Critical thinking. We humanities professors love to talk about it and love to teach our students how to do it. We like to deconstruct things. In fact, there are many of us who would not know what to do in the classroom if we had to stop teaching our students how to be critical of everything that they encounter in life.
And what would a Christian humanities professor talk about on the way home from church if he or she were no longer allowed to be a critical thinker?
Critical thinking is a good thing. Americans need to do more of it. But it is not, according to Michael S. Roth in a recent piece in The Chronicle Review, the only thing. Anyone who is not a humanities professor, but loves one, will thoroughly enjoy this article.
Roth begins with a topic that has received a lot of attention on this blog: “the anti-vocational dimension of the humanities.”
The persistence of this reputed uselessness is puzzling given the fact that an education in the humanities allows one to develop skills in reading, writing, reflection, and interpretation that are highly prized in our economy and culture. Sure, specific training in a discrete set of skills might prepare you for Day 1 of the worst job you’ll ever have (your first), but the humanities teach elements of mind and heart that you will draw upon for decades of innovative and focused work. But we do teach a set of skills, or an attitude, in the humanities that may have more to do with our antipractical reputation than the antivocational notion of freedom embedded in the liberal arts. This is the set of skills that usually goes under the rubric of critical thinking.

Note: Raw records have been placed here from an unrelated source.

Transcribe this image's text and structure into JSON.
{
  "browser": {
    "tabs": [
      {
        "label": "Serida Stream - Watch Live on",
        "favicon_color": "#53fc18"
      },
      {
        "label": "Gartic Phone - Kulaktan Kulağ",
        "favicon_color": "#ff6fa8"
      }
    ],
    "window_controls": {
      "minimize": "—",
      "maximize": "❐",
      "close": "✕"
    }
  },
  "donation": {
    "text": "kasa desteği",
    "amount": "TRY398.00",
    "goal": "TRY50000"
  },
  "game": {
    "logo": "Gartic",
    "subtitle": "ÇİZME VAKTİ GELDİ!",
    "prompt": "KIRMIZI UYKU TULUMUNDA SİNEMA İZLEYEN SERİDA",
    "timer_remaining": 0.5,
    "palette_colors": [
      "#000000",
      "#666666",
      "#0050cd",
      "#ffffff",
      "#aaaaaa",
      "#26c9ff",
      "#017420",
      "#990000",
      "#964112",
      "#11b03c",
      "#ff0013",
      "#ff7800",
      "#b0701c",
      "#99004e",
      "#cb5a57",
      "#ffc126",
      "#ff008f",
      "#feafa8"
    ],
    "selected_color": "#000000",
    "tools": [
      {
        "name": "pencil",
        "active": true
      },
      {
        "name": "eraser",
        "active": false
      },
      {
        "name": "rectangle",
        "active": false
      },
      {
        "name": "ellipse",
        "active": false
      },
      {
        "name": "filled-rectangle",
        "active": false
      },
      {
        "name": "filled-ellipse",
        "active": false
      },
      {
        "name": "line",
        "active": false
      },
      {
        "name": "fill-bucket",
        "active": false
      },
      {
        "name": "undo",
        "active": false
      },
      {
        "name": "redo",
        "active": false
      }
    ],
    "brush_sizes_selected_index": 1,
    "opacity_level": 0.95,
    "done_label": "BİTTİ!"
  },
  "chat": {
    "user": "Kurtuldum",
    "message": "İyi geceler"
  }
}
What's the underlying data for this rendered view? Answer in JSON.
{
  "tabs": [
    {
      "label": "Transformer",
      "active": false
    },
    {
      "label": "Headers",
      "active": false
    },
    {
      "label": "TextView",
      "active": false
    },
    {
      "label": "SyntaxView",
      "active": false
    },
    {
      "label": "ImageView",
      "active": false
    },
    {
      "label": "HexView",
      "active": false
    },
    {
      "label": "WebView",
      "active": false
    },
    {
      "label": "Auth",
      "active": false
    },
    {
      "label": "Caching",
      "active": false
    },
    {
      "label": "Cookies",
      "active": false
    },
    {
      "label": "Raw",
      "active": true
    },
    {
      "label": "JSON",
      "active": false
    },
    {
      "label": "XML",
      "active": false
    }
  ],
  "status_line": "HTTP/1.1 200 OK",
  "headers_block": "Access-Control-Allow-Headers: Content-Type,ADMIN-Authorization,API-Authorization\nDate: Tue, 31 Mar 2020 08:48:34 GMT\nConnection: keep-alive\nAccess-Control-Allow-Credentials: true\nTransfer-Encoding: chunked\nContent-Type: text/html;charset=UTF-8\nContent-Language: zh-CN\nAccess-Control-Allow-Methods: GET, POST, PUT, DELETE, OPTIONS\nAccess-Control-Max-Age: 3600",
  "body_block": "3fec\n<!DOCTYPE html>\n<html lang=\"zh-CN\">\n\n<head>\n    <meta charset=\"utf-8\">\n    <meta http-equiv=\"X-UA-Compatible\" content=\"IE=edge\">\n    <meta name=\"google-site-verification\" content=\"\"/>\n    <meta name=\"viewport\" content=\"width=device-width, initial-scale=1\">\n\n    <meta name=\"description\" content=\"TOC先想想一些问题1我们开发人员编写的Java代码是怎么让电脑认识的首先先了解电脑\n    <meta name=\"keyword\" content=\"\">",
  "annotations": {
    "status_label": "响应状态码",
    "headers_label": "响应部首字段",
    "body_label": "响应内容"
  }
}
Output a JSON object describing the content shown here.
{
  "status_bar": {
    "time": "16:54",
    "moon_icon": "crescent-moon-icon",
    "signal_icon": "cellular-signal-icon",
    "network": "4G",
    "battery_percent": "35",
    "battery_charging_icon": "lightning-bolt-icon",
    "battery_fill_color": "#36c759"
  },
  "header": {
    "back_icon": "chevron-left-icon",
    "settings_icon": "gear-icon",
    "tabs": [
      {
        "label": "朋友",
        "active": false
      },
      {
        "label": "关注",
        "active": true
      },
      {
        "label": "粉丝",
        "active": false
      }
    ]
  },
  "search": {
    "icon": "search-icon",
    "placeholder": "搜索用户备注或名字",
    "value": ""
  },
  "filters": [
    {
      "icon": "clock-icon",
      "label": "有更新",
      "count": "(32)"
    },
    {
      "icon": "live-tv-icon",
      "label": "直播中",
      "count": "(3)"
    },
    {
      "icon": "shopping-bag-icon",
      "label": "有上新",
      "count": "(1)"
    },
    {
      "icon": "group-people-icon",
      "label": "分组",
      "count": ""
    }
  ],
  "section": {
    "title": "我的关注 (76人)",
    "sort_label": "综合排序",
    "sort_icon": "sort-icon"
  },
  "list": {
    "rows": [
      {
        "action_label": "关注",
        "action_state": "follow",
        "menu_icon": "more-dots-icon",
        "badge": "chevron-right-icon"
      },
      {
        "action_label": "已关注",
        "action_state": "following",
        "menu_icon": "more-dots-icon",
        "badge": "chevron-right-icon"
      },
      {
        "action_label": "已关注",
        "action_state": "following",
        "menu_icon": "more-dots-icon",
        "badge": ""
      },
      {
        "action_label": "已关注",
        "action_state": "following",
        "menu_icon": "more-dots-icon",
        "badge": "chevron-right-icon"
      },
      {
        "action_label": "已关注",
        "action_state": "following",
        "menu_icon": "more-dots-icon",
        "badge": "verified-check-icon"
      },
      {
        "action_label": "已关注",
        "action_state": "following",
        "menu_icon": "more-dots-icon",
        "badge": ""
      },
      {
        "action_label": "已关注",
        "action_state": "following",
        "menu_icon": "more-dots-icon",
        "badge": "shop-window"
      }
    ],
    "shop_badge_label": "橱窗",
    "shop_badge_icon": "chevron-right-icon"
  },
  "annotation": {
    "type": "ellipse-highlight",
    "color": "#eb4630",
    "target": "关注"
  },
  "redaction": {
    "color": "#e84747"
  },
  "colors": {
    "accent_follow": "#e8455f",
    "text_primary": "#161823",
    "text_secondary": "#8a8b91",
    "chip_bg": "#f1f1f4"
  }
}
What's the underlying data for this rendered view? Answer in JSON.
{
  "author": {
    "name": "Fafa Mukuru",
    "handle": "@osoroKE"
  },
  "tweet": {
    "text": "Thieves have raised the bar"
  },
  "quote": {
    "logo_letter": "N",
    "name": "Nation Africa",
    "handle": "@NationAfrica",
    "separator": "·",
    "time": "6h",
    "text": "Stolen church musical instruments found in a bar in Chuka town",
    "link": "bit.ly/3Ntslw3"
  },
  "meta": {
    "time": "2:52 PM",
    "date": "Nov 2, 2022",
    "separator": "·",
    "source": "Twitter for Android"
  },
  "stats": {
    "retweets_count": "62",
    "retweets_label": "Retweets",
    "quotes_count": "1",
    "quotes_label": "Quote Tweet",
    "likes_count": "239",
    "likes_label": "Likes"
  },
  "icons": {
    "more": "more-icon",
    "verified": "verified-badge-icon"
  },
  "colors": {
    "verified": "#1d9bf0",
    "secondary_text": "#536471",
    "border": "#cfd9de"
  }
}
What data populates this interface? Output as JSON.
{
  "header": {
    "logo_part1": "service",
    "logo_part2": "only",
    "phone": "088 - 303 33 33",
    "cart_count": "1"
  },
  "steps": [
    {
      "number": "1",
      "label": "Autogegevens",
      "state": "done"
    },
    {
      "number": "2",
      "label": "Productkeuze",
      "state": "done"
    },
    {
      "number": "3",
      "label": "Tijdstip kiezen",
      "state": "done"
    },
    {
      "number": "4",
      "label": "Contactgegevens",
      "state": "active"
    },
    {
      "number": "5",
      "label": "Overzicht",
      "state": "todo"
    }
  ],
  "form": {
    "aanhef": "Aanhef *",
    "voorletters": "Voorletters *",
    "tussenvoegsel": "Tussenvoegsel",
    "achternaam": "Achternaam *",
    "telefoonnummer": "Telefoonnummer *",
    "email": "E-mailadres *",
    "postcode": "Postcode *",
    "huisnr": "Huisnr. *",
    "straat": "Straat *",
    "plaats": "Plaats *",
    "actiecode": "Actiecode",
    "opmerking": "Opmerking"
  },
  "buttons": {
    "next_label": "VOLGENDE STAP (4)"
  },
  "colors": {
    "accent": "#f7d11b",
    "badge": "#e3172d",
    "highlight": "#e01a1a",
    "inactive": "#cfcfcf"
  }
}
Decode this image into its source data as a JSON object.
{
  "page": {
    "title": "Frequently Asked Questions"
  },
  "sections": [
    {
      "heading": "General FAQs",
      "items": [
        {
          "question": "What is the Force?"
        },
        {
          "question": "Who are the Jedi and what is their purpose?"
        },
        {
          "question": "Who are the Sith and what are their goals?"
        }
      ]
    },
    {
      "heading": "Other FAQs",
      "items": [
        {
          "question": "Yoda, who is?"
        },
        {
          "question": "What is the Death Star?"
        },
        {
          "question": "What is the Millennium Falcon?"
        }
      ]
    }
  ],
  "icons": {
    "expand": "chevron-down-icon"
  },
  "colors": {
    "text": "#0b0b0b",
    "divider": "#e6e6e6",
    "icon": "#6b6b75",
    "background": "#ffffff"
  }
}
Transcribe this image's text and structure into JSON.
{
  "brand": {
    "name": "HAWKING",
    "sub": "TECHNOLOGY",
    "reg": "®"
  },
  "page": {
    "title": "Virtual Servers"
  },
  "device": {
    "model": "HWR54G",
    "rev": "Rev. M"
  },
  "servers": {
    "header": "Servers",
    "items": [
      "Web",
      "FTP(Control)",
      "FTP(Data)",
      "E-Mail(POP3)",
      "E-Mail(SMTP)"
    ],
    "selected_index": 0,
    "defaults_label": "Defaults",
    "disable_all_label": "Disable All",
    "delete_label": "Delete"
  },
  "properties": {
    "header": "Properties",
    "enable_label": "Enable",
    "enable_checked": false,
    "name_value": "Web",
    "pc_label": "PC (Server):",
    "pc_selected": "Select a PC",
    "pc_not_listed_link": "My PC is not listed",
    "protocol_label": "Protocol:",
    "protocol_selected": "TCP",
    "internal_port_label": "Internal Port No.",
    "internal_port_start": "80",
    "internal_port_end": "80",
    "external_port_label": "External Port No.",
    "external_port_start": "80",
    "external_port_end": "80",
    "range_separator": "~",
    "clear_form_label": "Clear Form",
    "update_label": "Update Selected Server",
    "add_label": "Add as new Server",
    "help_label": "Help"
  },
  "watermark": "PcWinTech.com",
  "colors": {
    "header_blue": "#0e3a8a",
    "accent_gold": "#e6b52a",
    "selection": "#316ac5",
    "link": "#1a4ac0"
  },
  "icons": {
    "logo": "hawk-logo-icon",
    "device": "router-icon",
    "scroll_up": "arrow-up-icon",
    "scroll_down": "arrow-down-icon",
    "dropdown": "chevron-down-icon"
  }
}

So critical thinking is part of the problem we have in justifying our existence in a higher education culture that, at perhaps more than any other time in American history, is stressing the applied majors and specific training.
Roth offers a nice definition of critical thinking as it plays out in the academy:
A common way to show that one has sharpened one’s critical thinking is to display an ability to see through or undermine statements made by (or beliefs held by) others. Thus, our best students are really good at one aspect of critical thinking—being critical. For many students today, being smart means being critical. To be able to show that Hegel’s concept of narrative foreclosed the non-European, or that Butler’s stance on vulnerability contradicts her conception of performativity, or that a tenured professor has failed to account for his own “privilege”—these are marks of sophistication, signs of one’s ability to participate fully in the academic tribe. But this participation, being entirely negative, is not only seriously unsatisfying; it is ultimately counterproductive.
But is this all there is?
The skill at unmasking error, or simple intellectual one-upmanship, is not completely without value, but we should be wary of creating a class of self-satisfied debunkers or, to use a currently fashionable word on campuses, people who like to “trouble” ideas. In overdeveloping the capacity to show how texts, institutions, or people fail to accomplish what they set out to do, we may be depriving students of the capacity to learn as much as possible from what they study. In a humanities culture in which being smart often means being a critical unmasker, our students may become too good at showing how things don’t make sense. That very skill may diminish their capacity to find or create meaning and direction in the books they read and the world in which they live. Once outside the university, our students continue to score points by displaying the critical prowess for which they were rewarded in school. They wind up contributing to a cultural climate that has little tolerance for finding or making meaning, whose intellectuals and cultural commentators delight in being able to show that somebody else is not to be believed.
Instead of critical thinking, perhaps the focus of a humanities education should be about developing empathy for those voices that are unfamiliar to our students.
As humanities teachers, however, we must find ways for our students to open themselves to the emotional and cognitive power of history and literature that might initially rub them the wrong way, or just seem foreign. Critical thinking is sterile without the capacity for empathy and comprehension that stretches the self.
One of the crucial tasks of the humanities should be to help students cultivate the willingness and ability to learn from material they might otherwise reject or ignore. This material will often surprise students and sometimes upset them. Students seem to have learned that teaching-evaluation committees take seriously the criticism that “the professor, or the material, made me uncomfortable.” This complaint is so toxic because being made uncomfortable may be a necessary component of an education in the humanities. Creating a humanistic culture that values the desire to learn from unexpected and uncomfortable sources as much as it values the critical faculties would be an important contribution to our academic and civic life.
Here at “The Way of Improvement Leads Home” we have been talking about these things, in the context of historical thinking, for a some time now. But it is always great to hear it again from a different voice.